Jill: Who are some writers that you really love?
LaPlante: I love the British satirists. I've just been rereading some Muriel Spark and Evelyn Waugh and Anthony Burgess. I love that very cynical, very funny way of looking at the world and its people.
Who else? What every writer says about Alice Munro. She's amazing. I could never write like her, could never even try, but I adore her.
Jill: I'll have to read Muriel Spark, because now you and the last person I interviewed, who wrote a very different kind of novel, have both mentioned her as one of your favorites. I love Evelyn Waugh and Anthony Burgess, but I've somehow never read Spark.
LaPlante: Oh, you're in for such a treat. I wish I could read all her stuff all over again ? and be delighted all over again.
I've also been making the rounds of all these book conferences. Grove sent me to BEA [BookExpo America] and to all these other things. I've been picking up freebie books, and now I've got a big pile on my desk. I'm in the middle of The Tiger's Wife by Téa Obreht. I'm really enjoying that. On the plane last week I finished The Elegance of the Hedgehog, which I really liked.
I've been trying to catch up with my reading of contemporary fiction, because sometimes I fall behind, especially during the school year when I'm reading student papers. [Laughter]
Jill: Do you use some of the tools and processes you lay out in Method and Madness? And how do you balance method and madness in your own writing?
LaPlante: Yes, I absolutely use those things. They work for me and are what I've been using in teaching now for 20 years. So, those are the techniques I very much believe in.

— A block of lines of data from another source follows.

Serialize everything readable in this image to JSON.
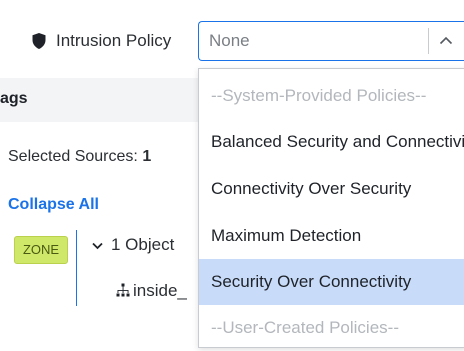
{
  "policy": {
    "label": "Intrusion Policy",
    "select_value": "None",
    "icons": {
      "label_icon": "shield-icon",
      "toggle_icon": "chevron-up-icon"
    }
  },
  "dropdown": {
    "options": [
      {
        "label": "--System-Provided Policies--",
        "kind": "group"
      },
      {
        "label": "Balanced Security and Connectivity",
        "kind": "option"
      },
      {
        "label": "Connectivity Over Security",
        "kind": "option"
      },
      {
        "label": "Maximum Detection",
        "kind": "option"
      },
      {
        "label": "Security Over Connectivity",
        "kind": "option",
        "highlighted": true
      },
      {
        "label": "--User-Created Policies--",
        "kind": "group"
      }
    ]
  },
  "left_panel": {
    "tags_header": "ags",
    "selected_sources_label": "Selected Sources:",
    "selected_sources_count": "1",
    "collapse_all": "Collapse All",
    "zone_badge": "ZONE",
    "object_group": "1 Object",
    "object_item": "inside_",
    "icons": {
      "group_toggle": "chevron-down-icon",
      "object": "network-icon"
    }
  },
  "colors": {
    "accent": "#1a73e8",
    "highlight": "#c8dcfa",
    "zone_badge": "#cfe86a",
    "group_text": "#b3b7bc"
  }
}
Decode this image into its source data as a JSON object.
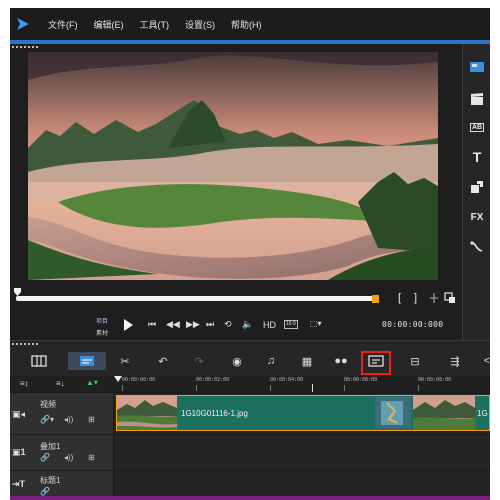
{
  "menu": [
    "文件(F)",
    "编辑(E)",
    "工具(T)",
    "设置(S)",
    "帮助(H)"
  ],
  "playback": {
    "project_label": "项目",
    "clip_label": "素材",
    "hd_label": "HD",
    "aspect_label": "16:9",
    "timecode": "00:00:00:000",
    "mark_in": "[",
    "mark_out": "]"
  },
  "library_toolbar": {
    "transition_label": "AB",
    "title_label": "T",
    "fx_label": "FX"
  },
  "ruler": {
    "labels": [
      "00:00:00:00",
      "00:00:02:00",
      "00:00:04:00",
      "00:00:06:00",
      "00:00:08:00"
    ]
  },
  "tracks": [
    {
      "name": "视频",
      "icon": "video-track-icon"
    },
    {
      "name": "叠加1",
      "icon": "overlay-track-icon"
    },
    {
      "name": "标题1",
      "icon": "title-track-icon"
    }
  ],
  "clip": {
    "file_name": "1G10G01116-1.jpg",
    "edge_label": "1G"
  },
  "colors": {
    "accent": "#2e73c9",
    "clip": "#1d6f5e",
    "clip_border": "#f0a21c",
    "highlight": "#e8221b",
    "bottom_strip": "#7a1f80"
  }
}
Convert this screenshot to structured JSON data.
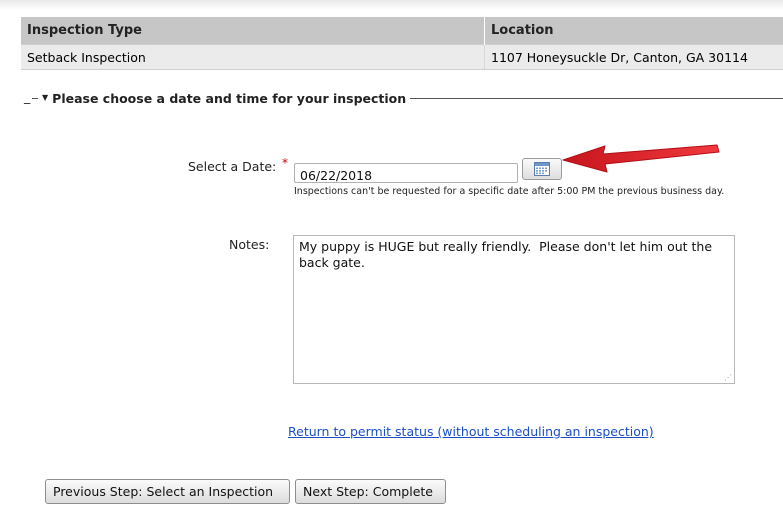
{
  "table": {
    "headers": [
      "Inspection Type",
      "Location"
    ],
    "rows": [
      [
        "Setback Inspection",
        "1107 Honeysuckle Dr, Canton, GA 30114"
      ]
    ]
  },
  "section": {
    "collapse_marker": "_",
    "title": "Please choose a date and time for your inspection"
  },
  "form": {
    "date_label": "Select a Date:",
    "required_marker": "*",
    "date_value": "06/22/2018",
    "date_hint": "Inspections can't be requested for a specific date after 5:00 PM the previous business day.",
    "notes_label": "Notes:",
    "notes_value": "My puppy is HUGE but really friendly.  Please don't let him out the back gate."
  },
  "links": {
    "return": "Return to permit status (without scheduling an inspection)"
  },
  "buttons": {
    "previous": "Previous Step: Select an Inspection",
    "next": "Next Step: Complete"
  },
  "colors": {
    "annotation_arrow": "#e8262c",
    "link": "#1a4fc7",
    "required": "#d00000"
  },
  "icons": {
    "calendar": "calendar-icon",
    "legend_toggle": "triangle-down-icon"
  }
}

In terms of the balance, I find that, at least lately, the madness is coming really easily. My agent keeps telling me that. She says, "You're going to have a lot of people asking you questions about how you wrote the book." And she said, "Just tell them that nothing that you're going to tell them applies to them, because you've had it too easy for this book!" [Laughter]
And I have. I've had it a little too easy with this first novel, and my next novel's almost done, and that's come very fast, too. I don't know where the stuff from the feeling, the madness, is coming from, and I'm not even going to question that.
But for the method, I find myself going back to the things I say in that book over and over and over again. It's being very conscious of technique ? things like the unreliable narrator. How do you ground the reader in reality? Things like dialogue. What makes for good dialogue? What makes for good subtext? I go back to that quite a bit. I guess I'm saying that I have to be very conscious these days more of technique than of inspiration, since that seems to be coming easier.
Jill: That's a good place to be.
LaPlante: Yes. [Laughter] Yes, I'll take that at this point in my life.